[[ DATA SECTION open ]]

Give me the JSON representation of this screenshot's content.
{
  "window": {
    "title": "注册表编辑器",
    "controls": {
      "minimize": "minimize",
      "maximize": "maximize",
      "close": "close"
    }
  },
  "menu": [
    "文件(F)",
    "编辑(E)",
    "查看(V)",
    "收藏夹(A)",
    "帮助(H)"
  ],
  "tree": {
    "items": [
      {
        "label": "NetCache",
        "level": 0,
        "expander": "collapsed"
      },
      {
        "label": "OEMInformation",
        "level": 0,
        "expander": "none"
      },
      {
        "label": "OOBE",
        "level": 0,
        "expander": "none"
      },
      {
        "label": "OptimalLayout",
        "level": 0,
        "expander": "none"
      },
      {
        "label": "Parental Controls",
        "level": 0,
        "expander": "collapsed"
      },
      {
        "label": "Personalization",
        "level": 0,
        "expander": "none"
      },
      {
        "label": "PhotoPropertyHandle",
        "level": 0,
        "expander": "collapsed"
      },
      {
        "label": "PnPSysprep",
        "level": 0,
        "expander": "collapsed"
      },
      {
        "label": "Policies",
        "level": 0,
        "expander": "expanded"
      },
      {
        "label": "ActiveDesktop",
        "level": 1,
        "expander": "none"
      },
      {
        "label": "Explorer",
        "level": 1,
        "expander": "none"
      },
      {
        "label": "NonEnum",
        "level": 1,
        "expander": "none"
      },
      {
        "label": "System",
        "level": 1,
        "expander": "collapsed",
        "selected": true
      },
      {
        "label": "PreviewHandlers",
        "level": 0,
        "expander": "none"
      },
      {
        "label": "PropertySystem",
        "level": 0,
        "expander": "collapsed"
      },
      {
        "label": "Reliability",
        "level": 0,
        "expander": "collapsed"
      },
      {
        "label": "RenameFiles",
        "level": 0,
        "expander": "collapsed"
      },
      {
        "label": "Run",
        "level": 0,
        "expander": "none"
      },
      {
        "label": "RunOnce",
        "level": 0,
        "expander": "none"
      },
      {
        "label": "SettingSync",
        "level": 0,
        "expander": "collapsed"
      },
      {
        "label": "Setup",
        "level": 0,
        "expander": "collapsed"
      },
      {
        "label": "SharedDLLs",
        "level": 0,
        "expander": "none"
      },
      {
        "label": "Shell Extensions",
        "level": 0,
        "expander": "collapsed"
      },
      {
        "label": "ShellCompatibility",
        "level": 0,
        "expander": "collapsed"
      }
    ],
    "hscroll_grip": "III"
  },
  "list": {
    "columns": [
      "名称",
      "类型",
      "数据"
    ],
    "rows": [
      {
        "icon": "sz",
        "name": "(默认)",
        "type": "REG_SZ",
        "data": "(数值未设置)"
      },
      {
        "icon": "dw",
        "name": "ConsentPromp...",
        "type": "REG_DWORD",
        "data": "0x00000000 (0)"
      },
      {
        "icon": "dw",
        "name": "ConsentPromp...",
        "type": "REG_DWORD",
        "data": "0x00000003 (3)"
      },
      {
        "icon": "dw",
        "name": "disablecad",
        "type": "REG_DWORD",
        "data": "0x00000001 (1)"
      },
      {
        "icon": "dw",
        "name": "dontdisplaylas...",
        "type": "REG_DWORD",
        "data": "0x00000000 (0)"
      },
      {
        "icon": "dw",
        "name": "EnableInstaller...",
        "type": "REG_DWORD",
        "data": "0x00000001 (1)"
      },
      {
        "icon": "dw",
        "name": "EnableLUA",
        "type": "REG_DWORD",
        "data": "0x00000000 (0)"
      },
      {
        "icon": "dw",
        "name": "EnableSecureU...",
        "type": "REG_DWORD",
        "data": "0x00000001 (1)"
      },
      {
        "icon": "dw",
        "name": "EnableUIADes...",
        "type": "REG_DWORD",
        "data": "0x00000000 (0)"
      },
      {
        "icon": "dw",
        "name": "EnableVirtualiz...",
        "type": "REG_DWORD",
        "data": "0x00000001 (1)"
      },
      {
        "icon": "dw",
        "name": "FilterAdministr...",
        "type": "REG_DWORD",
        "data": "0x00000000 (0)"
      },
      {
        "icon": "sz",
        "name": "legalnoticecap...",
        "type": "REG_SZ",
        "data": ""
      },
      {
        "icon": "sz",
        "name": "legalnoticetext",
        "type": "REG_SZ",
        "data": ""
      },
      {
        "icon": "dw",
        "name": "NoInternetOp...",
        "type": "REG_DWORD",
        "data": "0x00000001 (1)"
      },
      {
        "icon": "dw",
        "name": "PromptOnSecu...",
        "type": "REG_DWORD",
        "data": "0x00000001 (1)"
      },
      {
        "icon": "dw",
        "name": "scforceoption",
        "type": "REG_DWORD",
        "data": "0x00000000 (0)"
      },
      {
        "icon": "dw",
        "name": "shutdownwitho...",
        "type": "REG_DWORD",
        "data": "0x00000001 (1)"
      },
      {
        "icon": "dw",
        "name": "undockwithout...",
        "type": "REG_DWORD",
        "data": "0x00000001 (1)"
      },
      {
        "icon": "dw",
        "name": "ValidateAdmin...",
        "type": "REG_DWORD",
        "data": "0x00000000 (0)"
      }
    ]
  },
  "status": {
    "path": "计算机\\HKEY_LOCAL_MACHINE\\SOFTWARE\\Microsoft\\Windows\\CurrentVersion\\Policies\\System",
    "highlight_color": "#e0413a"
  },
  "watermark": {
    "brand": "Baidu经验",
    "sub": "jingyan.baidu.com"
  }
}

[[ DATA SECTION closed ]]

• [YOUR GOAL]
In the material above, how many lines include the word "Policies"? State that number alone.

• [WRITTEN ANSWER]
2